September 30, 2023

Legend states that if you’re someone who wants to win the imaginary Ultimate Taraki award, then a face shield isn’t enough – you need a face kalasag. Crafted from all-natural materials, aka wood, it’s 100 percent effective in keeping sane people six feet away, sometimes to the point of them running from you as if you were an asylum escapee. Say goodbye to those crowded Session Road sidewalks and say hello to a world where folks steer clear and give you the whole street for yourself!
Do note, however, you will need to drill eye holes into the kalasag if you want to see where you’re going. This may be an issue, especially since you only borrowed this antique shield from your Auntie Martha’s house.
It’s also inclusive because a face kalasag would be the perfect gift for the self-proclaimed “shy mango” among us. Messy as it may be to continue chewing momma behind the thick, heavy wood, it’s definitely worth the exchange to have the latest in “hide-my-face-behind-something” technology.
Priorities, people.
As for me, although I would appreciate the gesture of someone giving me a face kalasag on Valentine’s Day – what would be more romantic than a giant wooden shield meant for your face? I would prefer this pandemic ends sooner so we won’t need them in the first place.
In what feels like a few hundred years since the virus made headline news – and another hundred years since masks became required extensions of our faces – I’m over the craze of covering my face. Even before mask-wearing became a public-safety necessity, I’ve always felt I had enough masks on already. There’s the “I’m a professional” mask I wear at work. Or the “I’m taraki, I don’t do feelings” mask I wore whenever I donned my leather jacket or scurried away from moments of vulnerability. Lately, I’ve had the “It’s all fine. I’m not stressed and anxious” mask plastered, glued, and taped to my face since the pandemic began, and I’m afraid it’s starting to chafe raw what lies beneath it. It’s an uncomfortable mask that sometimes keeps me from sleeping or finding joy in days spent alone and away from those I love. News articles about new strains, vaccine roll-outs, travel restrictions, and death tolls seem to tighten its straps against my face, leading me into forced smiles and hollow laughs designed to hide any evidence of burn out.
It’s not an uncommon mask. And if you’ve had one on too, I feel you, kabsat.
After months of endless tragic tales of difficulty and loss, I’ll gladly welcome the day when we can genuinely declare this pandemic ended. Thank you to everyone, from the frontline professionals to the regular folks trying to make ends meet, all the way to this piece’s reader, who has kept going and making it through one day at a time – even if some days require more masks than others. You are all inspirations to continue placing one foot in front of the other and forge ahead.

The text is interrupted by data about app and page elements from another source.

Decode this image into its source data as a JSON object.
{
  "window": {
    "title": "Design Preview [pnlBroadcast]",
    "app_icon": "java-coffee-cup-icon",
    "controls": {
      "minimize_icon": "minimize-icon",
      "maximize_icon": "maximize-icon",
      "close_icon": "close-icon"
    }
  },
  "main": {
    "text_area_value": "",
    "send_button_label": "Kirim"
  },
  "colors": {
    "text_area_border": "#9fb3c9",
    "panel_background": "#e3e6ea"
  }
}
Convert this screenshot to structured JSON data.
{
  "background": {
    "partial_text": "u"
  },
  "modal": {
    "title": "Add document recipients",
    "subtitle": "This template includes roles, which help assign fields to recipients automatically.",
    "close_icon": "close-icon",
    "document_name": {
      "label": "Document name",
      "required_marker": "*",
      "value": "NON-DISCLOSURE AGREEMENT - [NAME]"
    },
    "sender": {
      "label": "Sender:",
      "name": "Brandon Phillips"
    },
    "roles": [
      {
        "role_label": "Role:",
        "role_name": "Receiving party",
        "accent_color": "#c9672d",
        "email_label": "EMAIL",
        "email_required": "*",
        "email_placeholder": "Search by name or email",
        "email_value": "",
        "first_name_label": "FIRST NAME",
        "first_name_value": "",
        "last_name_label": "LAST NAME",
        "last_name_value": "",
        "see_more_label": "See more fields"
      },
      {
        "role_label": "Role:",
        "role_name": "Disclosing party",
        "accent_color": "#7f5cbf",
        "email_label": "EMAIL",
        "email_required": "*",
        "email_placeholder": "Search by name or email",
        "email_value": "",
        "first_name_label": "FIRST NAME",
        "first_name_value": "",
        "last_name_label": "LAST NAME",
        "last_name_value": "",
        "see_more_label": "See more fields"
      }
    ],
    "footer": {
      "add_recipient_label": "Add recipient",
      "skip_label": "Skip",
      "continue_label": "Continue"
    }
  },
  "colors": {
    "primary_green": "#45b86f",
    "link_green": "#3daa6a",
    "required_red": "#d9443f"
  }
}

I look forward to when we can all get together at the family reunion without our masks and face shields once again.
I know I can’t wait to take mine off. (COUSIN FROM BAGUIO)